*** Begin section ***

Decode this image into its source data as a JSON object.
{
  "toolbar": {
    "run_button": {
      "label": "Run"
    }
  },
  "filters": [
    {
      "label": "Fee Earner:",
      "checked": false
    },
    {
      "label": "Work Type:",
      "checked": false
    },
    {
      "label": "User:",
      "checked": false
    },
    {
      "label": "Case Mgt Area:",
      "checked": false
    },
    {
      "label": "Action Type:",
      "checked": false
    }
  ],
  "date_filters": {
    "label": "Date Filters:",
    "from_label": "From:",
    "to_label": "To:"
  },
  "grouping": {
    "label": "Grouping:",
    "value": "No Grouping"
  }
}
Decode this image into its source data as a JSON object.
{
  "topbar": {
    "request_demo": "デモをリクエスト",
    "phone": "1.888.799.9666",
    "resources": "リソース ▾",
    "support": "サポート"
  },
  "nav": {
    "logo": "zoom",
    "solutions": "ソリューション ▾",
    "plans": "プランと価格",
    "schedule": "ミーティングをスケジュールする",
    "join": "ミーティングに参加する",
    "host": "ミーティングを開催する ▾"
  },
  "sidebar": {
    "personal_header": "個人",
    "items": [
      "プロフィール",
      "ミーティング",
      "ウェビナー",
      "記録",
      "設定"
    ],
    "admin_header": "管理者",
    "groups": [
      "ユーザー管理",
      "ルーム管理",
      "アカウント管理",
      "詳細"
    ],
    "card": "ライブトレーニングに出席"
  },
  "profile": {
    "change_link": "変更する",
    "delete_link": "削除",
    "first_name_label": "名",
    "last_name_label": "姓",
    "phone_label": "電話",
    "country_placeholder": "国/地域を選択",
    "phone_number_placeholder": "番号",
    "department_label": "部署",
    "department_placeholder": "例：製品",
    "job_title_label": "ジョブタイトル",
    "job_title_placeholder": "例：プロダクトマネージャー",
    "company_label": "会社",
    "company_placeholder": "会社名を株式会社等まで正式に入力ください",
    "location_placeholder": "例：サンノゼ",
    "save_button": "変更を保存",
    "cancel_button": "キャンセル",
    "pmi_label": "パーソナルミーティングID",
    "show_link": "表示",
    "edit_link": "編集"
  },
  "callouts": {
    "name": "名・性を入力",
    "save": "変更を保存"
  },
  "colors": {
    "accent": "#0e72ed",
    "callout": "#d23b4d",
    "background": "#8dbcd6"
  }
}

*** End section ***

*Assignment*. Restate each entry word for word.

*Output below*.
Decode this image into its source data as a JSON object.
{
  "toolbar": {
    "run_button": {
      "label": "Run"
    }
  },
  "filters": [
    {
      "label": "Fee Earner:",
      "checked": false
    },
    {
      "label": "Work Type:",
      "checked": false
    },
    {
      "label": "User:",
      "checked": false
    },
    {
      "label": "Case Mgt Area:",
      "checked": false
    },
    {
      "label": "Action Type:",
      "checked": false
    }
  ],
  "date_filters": {
    "label": "Date Filters:",
    "from_label": "From:",
    "to_label": "To:"
  },
  "grouping": {
    "label": "Grouping:",
    "value": "No Grouping"
  }
}
Decode this image into its source data as a JSON object.
{
  "topbar": {
    "request_demo": "デモをリクエスト",
    "phone": "1.888.799.9666",
    "resources": "リソース ▾",
    "support": "サポート"
  },
  "nav": {
    "logo": "zoom",
    "solutions": "ソリューション ▾",
    "plans": "プランと価格",
    "schedule": "ミーティングをスケジュールする",
    "join": "ミーティングに参加する",
    "host": "ミーティングを開催する ▾"
  },
  "sidebar": {
    "personal_header": "個人",
    "items": [
      "プロフィール",
      "ミーティング",
      "ウェビナー",
      "記録",
      "設定"
    ],
    "admin_header": "管理者",
    "groups": [
      "ユーザー管理",
      "ルーム管理",
      "アカウント管理",
      "詳細"
    ],
    "card": "ライブトレーニングに出席"
  },
  "profile": {
    "change_link": "変更する",
    "delete_link": "削除",
    "first_name_label": "名",
    "last_name_label": "姓",
    "phone_label": "電話",
    "country_placeholder": "国/地域を選択",
    "phone_number_placeholder": "番号",
    "department_label": "部署",
    "department_placeholder": "例：製品",
    "job_title_label": "ジョブタイトル",
    "job_title_placeholder": "例：プロダクトマネージャー",
    "company_label": "会社",
    "company_placeholder": "会社名を株式会社等まで正式に入力ください",
    "location_placeholder": "例：サンノゼ",
    "save_button": "変更を保存",
    "cancel_button": "キャンセル",
    "pmi_label": "パーソナルミーティングID",
    "show_link": "表示",
    "edit_link": "編集"
  },
  "callouts": {
    "name": "名・性を入力",
    "save": "変更を保存"
  },
  "colors": {
    "accent": "#0e72ed",
    "callout": "#d23b4d",
    "background": "#8dbcd6"
  }
}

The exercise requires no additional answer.